Denson, Abby – The Doctor of Dolltopia



The Doctor of Dolltopia

In case you can’t make out the fine print on the cover, this is the second book of the Dolltopia story (out of a projected four), so three cheers for her for getting back to this.  She’s been a little busy with the Tough Love graphic novel and, judging from the impressive list of people praising it, it’s probably worth seeking out.  Still, how about this issue?  This time around we get to learn the story of Scotty (the boyfriend of Kitty from last issue) and how Kitty’s departure has led him to question his existence.  His new girlfriend is a dolt and he eventually finds his way to the outside world… and he’s sadly not prepared for it.  Meanwhile, the lone rescued doll from the last issue adjusts to her new home, the leader of the raid comes to terms with being a failure (as, in her mind, only rescuing one doll was unacceptable) and we get a clearer picture of the doll society as a whole.  There’s also an excellent cliffhanger at the end, as it looks like Dolltopia might be found out by regular people.  Um, spoiler alert.  Hey, it’s a cliffhanger, who knows where it really goes from here?  I love this kind of stuff, where the creator makes their own complete world, and Abby is doing an excellent job with the concept.  Here’s hoping she manages to make a complete story out of this, as it has all the makings for a great graphic novel.  $2


Denson, Abby – Dolltopia



Who out there ever wanted to throw off the shackles of oppression that were holding your dolls down?
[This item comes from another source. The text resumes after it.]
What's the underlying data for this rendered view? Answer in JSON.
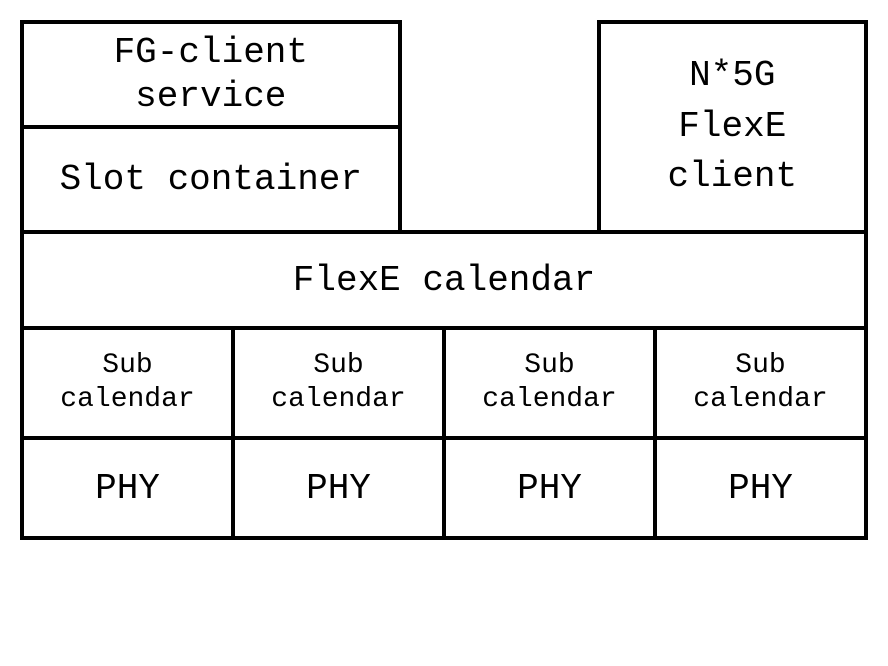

You know, back when you were kids and they were all so set in their roles, whatever they were? This is all about a couple of dolls (Kitty Ballerina and G.I. Joe) who are sick of their roles, so Kitty decides to leave her assigned husband and Joe wants to throw off his crappy clothes and get a kilt. Joe knows about a place for runaway dolls called Dolltopia, and they run off to check out this strange new world. There they find a world of new possibilities, as well as a doctor who does work on articulating elbows and facial expressions (although, and I’m probably a horrible person for even thinking this, no mention of new genitalia). Kitty and Joe eventually decide that they want to conduct a raid on the doll factory in the hopes of setting more dolls free before they’re forced into conformity, and any more information is going to ruin the whole book. Obviously things are happening here on many levels, as this is also an indictment of the blind conformity of so many people in the world, but it also works just as a straight up adventure stories with a couple of dolls. The artwork is suitably weird and creepy for the subject matter, and it’s an all around good time for anybody who’s ever had these sorts of thoughts about the rigid “lives” that these dolls were supposed to live. $2